He credits that soundtrack for introducing him to the world of classical music, where he would later find his career.
"It kind of turned me on to orchestral sounds and kind of encouraged me to start exploring different legitimate classical pieces," he said. "I think it's a good gateway for people to start exploring the classical music that we (the Utah Symphony) perform during the year."
Williams was born in Long Island, New York, in 1932, according to his biography on IMDb. His father was a musician, so he was exposed to the world of professional music at an early age. He studied at Juilliard and began as a jazz pianist, playing in clubs and eventually in Hollywood for major TV series. He began composing for TV in the 1950s and soon caught the ear of Steven Spielberg, who asked him to compose the score for his first feature film, "The Sugarland Express," in 1974. A year later, they collaborated again on "Jaws," which won an Academy Award for Original Score and opened Williams up to a lifelong career of composing for film.
Williams has maintained a strong partnership with Spielberg and has composed the scores for all but a few of his feature films.
Aside from his film career, Williams also composed concerti for the 1984, 1988, 1996 and 2002 Olympics and was scheduled to conduct a new arrangement of the national anthem for Washington D.C.'s annual "Capitol Fourth" celebration on July 4, according to U.S. News.
Although the public often overlooks film composers in favor of actors and directors, Williams' accomplishments have not gone unnoticed. He has composed scores for at least 80 films and won five Academy Awards, 17 Grammys, three Golden Globes and two Emmys, according to his biography on johnwilliams.org. According to his IMDb profile page, he holds the record for most Oscar nominations for a composer, with over 40.
To emphasize the importance of a film score in a movie, the John Williams Movies & Music YouTube channel posted a video contrasting the same scene of "Jaws" with and without the music.
"Often the music is a little buried under the film, under the sound and the dialogue," Tyzik said. "It's really a treat for the orchestra and the audience to (come to a concert) and have this music without any interference. The music can stand without the film, but the film wouldn't survive without the music."

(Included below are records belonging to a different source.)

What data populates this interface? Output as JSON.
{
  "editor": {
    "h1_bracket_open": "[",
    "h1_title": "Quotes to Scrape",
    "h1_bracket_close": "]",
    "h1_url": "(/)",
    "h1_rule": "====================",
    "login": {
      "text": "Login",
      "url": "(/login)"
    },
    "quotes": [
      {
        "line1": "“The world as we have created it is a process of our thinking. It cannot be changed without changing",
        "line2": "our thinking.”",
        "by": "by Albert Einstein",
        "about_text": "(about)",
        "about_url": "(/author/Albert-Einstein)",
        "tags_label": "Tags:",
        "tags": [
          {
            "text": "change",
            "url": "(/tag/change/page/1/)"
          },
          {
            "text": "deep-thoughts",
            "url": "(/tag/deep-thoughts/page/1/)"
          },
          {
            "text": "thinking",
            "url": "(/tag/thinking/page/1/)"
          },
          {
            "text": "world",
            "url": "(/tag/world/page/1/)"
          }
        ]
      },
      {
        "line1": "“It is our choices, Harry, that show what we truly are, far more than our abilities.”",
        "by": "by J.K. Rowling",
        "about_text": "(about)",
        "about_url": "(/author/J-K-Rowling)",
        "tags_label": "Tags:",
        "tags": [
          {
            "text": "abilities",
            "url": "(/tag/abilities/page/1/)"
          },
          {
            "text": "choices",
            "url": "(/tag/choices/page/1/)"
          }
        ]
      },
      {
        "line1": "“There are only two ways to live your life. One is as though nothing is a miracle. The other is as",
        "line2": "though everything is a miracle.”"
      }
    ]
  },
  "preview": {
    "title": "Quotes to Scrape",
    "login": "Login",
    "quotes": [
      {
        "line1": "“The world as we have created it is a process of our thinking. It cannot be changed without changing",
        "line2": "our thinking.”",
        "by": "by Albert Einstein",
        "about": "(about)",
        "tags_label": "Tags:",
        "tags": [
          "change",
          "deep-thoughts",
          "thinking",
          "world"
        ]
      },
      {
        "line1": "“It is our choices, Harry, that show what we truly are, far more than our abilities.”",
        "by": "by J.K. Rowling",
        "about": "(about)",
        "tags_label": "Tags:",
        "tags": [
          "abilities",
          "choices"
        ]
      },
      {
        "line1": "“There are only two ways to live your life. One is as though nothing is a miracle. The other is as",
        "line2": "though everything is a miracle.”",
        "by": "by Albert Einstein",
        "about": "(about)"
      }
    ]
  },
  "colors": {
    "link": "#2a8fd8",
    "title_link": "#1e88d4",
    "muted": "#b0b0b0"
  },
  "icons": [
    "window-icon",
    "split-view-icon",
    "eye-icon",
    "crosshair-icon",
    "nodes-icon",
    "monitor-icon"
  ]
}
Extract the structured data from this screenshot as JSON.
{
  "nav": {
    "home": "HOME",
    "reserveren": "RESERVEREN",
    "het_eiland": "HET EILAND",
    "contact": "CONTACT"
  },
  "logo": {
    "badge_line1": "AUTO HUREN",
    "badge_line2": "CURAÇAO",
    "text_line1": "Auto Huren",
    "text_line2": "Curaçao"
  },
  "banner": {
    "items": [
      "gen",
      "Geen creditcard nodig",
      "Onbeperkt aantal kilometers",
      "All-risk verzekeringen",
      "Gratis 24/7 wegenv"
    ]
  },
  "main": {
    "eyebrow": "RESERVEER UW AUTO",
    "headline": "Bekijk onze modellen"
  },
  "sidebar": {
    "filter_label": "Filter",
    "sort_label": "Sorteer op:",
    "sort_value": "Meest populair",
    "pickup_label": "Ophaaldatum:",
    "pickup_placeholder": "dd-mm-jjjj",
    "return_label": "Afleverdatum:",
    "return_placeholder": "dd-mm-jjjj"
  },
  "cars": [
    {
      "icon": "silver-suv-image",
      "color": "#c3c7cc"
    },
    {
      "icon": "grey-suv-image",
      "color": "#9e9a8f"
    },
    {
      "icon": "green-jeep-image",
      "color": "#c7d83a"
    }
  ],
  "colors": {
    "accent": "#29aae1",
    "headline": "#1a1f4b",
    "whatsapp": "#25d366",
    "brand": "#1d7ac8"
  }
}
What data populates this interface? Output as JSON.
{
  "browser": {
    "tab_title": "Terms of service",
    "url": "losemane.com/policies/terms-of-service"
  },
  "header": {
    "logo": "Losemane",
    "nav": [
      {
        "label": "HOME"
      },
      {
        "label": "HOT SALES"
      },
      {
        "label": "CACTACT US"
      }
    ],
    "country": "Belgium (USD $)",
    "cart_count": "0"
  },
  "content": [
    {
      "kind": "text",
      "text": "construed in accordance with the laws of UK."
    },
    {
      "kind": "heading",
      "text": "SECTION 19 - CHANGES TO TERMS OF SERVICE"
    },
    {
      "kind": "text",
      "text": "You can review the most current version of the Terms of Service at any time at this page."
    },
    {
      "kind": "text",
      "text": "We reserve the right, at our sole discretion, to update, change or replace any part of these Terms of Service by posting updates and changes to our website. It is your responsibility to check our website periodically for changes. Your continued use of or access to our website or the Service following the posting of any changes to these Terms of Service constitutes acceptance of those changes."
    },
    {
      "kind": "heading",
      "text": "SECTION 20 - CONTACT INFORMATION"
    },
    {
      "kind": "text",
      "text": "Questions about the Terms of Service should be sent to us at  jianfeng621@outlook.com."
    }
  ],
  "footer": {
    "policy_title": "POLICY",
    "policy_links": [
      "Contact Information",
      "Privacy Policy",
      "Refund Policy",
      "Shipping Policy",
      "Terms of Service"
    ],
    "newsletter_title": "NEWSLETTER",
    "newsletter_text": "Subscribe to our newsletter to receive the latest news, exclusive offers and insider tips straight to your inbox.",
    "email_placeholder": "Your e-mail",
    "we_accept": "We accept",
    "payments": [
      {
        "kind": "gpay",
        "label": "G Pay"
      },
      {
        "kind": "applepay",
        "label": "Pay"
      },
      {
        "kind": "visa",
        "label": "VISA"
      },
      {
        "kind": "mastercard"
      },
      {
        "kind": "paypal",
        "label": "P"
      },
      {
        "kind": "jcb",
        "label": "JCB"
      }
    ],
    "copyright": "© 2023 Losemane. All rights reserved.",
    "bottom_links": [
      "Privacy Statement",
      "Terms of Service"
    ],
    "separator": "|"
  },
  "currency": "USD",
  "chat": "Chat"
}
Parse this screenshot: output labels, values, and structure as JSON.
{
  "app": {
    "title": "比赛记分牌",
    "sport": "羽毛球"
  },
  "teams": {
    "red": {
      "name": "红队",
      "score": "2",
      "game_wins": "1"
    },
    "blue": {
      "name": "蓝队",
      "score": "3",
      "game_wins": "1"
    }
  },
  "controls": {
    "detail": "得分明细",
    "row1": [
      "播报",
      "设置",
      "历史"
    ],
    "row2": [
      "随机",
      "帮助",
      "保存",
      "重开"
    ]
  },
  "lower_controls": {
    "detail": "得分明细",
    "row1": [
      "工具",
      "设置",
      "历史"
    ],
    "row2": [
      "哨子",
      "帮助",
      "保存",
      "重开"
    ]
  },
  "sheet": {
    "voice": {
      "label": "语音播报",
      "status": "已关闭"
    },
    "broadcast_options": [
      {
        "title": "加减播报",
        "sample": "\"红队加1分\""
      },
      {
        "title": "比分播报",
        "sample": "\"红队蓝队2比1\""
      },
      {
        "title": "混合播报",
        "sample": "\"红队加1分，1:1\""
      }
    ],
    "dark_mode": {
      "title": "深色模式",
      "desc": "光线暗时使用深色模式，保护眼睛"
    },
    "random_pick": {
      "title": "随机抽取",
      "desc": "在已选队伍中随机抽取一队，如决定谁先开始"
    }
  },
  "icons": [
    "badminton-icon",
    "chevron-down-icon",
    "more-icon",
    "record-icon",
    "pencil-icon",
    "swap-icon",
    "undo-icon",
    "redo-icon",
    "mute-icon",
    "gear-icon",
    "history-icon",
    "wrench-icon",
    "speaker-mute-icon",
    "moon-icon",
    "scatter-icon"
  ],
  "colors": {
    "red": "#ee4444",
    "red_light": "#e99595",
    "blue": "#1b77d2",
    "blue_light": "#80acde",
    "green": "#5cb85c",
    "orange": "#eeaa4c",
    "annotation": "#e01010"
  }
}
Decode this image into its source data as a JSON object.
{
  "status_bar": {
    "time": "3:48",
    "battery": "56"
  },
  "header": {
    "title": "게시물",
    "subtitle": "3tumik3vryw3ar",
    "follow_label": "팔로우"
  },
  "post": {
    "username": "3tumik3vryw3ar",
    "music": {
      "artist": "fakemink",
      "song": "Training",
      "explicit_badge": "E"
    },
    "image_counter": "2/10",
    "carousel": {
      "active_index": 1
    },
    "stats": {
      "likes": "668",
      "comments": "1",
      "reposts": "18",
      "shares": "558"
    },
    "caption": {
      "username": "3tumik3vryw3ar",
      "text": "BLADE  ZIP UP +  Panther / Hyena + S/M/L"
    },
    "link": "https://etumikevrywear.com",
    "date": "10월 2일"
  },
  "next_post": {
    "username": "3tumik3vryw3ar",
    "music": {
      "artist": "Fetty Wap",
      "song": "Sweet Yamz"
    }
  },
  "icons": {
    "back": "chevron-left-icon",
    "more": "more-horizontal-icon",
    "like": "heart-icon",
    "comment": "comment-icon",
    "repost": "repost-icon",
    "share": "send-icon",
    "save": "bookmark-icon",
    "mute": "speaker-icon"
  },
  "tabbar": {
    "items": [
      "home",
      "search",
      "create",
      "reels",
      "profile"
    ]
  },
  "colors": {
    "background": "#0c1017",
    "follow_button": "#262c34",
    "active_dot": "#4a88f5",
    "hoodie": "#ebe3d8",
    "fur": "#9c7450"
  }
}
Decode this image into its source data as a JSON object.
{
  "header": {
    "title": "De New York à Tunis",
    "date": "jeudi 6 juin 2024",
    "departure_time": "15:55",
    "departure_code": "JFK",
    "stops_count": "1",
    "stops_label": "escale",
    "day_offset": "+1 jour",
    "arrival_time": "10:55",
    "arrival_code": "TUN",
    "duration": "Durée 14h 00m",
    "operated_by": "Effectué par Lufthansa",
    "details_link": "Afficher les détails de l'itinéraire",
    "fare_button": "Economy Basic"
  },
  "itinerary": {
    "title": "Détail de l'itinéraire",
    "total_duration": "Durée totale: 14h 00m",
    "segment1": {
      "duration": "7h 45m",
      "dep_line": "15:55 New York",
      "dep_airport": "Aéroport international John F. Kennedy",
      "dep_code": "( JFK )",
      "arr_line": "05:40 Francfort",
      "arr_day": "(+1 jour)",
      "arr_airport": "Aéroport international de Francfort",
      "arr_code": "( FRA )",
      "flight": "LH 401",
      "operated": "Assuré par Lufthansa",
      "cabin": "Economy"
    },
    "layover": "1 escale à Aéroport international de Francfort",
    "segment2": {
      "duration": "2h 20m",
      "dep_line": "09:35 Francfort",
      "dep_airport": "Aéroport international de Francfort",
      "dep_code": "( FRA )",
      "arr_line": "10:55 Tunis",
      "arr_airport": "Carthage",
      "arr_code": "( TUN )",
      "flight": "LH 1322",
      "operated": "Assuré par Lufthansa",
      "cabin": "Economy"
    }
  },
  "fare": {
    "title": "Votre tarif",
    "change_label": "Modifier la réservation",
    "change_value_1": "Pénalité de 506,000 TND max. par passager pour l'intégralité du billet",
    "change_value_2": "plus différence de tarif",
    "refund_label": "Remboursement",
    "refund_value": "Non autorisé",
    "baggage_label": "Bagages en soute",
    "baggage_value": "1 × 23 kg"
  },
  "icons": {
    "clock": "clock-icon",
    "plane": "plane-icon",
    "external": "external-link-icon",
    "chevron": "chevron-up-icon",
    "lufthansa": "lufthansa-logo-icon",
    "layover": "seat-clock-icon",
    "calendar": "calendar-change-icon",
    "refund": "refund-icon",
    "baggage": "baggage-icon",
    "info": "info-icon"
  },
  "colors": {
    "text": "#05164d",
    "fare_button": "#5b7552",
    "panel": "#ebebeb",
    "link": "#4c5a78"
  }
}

Friday's concert will feature songs from some of Williams' well-known soundtracks, such as "Jaws," "Star Wars" and "Harry Potter," and from some of his lesser-known soundtracks, such as "The Witches of Eastwick."
If you go ...
What: "The Music of John Williams"
When: Friday, July 11, 7:30 p.m.
Where: Deer Valley Snow Park Amphitheater, Park City
Cost: $32 adult lawn, $60-$85 adult reserved, $15 ages 18 and under, package tickets also available
Erica Palmer is a writer for the Mormon Times and Features department. Email: firstname.lastname@example.org